*I was going to title this post Apostrophe to the End of Term (or, Isn’t it Byronic, don’t you think?) but decided it would be way too obscure and nerdy and not even all that clever. The cleverness factor would have been bumped up several notches, however, if only I had still been working at Shanghai Ocean University. It’s really hard to fit the name ‘Tongji’ into an English allusion.
One of the more difficult aspects of expattery is that everything is fleeting. Hell, you and your life are fleeting. Ephemeral, one might even say. Every year, I seriously contemplate where to go next, which abrupt change to make, what to discard, what to keep. For two decades, I was the one darting in and out of people’s lives, repeatedly shedding my temporary identities like so many replaceable skins. They did the same but since I was leaving too, I didn’t notice it so much.
However, we’ve reached the 3.5 year mark in Shanghai and the 2 year mark on our current flat and I’m almost stubbornly clinging to this thin veneer of stability. There are people here that I’ve known for 2, 3 and even the full 3.5 years! How novel! How delightfully reeking of continuity and a sense of grounded community!
And a lot of them are leaving. Or have already left. Or intend to leave in the next few months. Or threaten to leave on a regular basis.
And it’s not just friends who leave. No, as a teacher, I also lose the 50-odd kids that I spend every working day with for most of a year a time. Every freaking year. Fifty more kids gone, more or less. Like empty nest syndrome on an industrial scale.
Every freaking year. For over a decade now. Sometimes twice a year or more, when on a semester system.
The heartbreak of academia.
(My under-slept and overworked brain initially wanted to write The Heartbreak of Psoriasis but that was just wrong).
My most recent job out at Tongji University was such a tease. Every September, as a department of one, I was presented with my two classes (poetically named Group One and Group Two), whom I would see every day for several hours each, until the end of the following June.
Being a department of one is a very intense thing. You don’t share. Everything that goes on in the program is your responsibility, your joy, your frustration. There are no colleagues to dilute your interactions with the kids, no one to bitch to, no one to commiserate with. Everything is heightened. It’s insanely exhausting. It’s also insanely invigorating.
After the foundation year is done, the kids move on to Year 2 (which is the business diploma program). Some drop out along the way. Fifty kids become thirty become twenty five. The ones who make it through the accounting and law courses (in English) are then shipped off to Australia to complete their degrees, as planned. You may or may not ever hear from them again.
I was a teacher at Tongji for two years, and affiliated with it for the third year (aka tutoring occasionally). I watched two cohorts of kids pass from my academic prep year to the business diploma year.
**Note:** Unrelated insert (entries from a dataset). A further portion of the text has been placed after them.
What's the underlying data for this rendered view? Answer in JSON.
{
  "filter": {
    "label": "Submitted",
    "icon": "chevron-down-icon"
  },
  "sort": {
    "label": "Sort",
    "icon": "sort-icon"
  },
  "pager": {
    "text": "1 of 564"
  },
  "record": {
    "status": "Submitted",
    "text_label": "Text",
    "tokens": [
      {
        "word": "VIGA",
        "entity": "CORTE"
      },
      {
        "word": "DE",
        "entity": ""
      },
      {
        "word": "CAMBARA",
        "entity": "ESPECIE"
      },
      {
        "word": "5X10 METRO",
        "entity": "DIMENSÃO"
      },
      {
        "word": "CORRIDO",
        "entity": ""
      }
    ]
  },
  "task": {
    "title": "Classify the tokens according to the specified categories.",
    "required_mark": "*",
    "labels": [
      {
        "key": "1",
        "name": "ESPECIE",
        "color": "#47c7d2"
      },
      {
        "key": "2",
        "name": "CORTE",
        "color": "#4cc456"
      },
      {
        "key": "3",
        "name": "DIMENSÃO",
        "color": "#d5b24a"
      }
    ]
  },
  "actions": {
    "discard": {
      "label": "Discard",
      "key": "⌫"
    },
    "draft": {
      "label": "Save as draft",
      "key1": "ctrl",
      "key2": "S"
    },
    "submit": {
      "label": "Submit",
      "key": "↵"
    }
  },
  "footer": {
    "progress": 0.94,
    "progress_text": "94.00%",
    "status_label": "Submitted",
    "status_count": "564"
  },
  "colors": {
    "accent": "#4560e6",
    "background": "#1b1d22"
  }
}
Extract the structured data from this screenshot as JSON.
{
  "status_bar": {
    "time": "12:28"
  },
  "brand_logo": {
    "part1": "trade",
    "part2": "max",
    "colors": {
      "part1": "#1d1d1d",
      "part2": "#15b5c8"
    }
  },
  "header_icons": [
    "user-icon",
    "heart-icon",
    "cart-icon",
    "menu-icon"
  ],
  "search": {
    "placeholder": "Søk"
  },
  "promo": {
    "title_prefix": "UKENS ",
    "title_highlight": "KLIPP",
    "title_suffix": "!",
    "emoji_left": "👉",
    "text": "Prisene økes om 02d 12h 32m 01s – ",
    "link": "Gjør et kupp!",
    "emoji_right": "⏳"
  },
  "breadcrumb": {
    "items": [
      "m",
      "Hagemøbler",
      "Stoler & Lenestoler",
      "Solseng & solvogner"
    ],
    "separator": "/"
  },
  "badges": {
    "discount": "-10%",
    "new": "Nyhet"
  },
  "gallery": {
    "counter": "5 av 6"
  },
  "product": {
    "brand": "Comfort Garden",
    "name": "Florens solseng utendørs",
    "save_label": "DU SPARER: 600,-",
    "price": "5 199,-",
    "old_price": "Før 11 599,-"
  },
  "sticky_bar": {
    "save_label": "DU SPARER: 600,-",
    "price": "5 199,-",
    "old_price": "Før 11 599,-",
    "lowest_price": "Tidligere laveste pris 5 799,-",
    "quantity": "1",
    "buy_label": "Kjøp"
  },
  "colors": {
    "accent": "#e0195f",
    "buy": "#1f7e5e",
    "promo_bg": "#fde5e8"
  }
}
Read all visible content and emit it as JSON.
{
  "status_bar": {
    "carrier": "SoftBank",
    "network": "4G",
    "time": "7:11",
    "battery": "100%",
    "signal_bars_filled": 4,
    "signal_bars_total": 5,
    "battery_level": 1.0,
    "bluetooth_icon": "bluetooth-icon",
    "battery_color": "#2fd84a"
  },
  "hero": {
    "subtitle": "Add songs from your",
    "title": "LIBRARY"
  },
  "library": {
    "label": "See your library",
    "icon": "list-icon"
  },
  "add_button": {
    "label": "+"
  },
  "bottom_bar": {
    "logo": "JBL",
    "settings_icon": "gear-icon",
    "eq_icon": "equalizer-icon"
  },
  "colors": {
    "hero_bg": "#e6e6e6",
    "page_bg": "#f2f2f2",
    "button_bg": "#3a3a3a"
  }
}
I saw a lot less of them in their second year, of course, but they were around. We said hi in the halls. We made small talk. Clusters came to see me when I was tutoring one of them. It was sweet and familiar. I felt a sense of continuity.
I bade my first group of kids goodbye last May, at their going away
piss up banquet. Last Friday, I did the same with my last crop of kids.
I wasn’t prepared for it at all.
First of all, I had no idea it was even happening.
I was somewhere in the back alleys behind Nanjing Road East, trying to find the old theatre where the national anthem had first been played, having just trekked for the past seven hours around the city for the last instalment of my walking tour app series. With the construction dust of Hongkou clinging to my sweat (summer is back, yes) and my poor socks in tatters (both heels and toes were worn through from too much walking), I got a text message from Cissy, my lovely ex admin assistant at Tongji.
The grad banquet for my last round of kids was starting at 6pm. There had been a mix up with the invitations: she had thought the class monitor had invited me and he had thought Cissy had done it. It was only when another student had asked both of them if I was coming that they realised that neither had.
Thus, the frenzied invitation at just before 5pm on the day.
I stood there, in front of the National Anthem theatre, amidst a cluster of parked bicycles, cars honking, people staring, trying to figure out how to make it work. The kids were finished their course and most would be heading back to their home towns the next day, then to Australia soon after. This was it. My last chance to say goodbye. I felt gutted at the thought of missing it.
But I already had plans. Doug and I had dinner reservations. Because of my anti-social work schedule, I’d been busy or away every single weekend since early April (and even that was a brief lull in my travel schedule, as I’d spent most February and March weekends in Hangzhou, Zhengzhou and Nanjing). Dinner together would have been very nice indeed.
So I compromised. I’d stay with the kids until 7pm, then jump into a taxi to meet Doug for a late dinner.
As it was nearly 5pm and the graduation banquet was scheduled for 6pm, I jumped into a taxi to go home for a quick shower and costume change then dashed back out the door, much tidier, minus the holey socks.
It was a very intense hour, but I’m glad I did it. I want to show you who I said goodbye to. I’m going to miss these guys.
Oh, wait- we need a food porn shot of the spread!
That’s the lovely Cissy on the right, by the way.
They made their toasts with milk in shot glasses. How cute is that?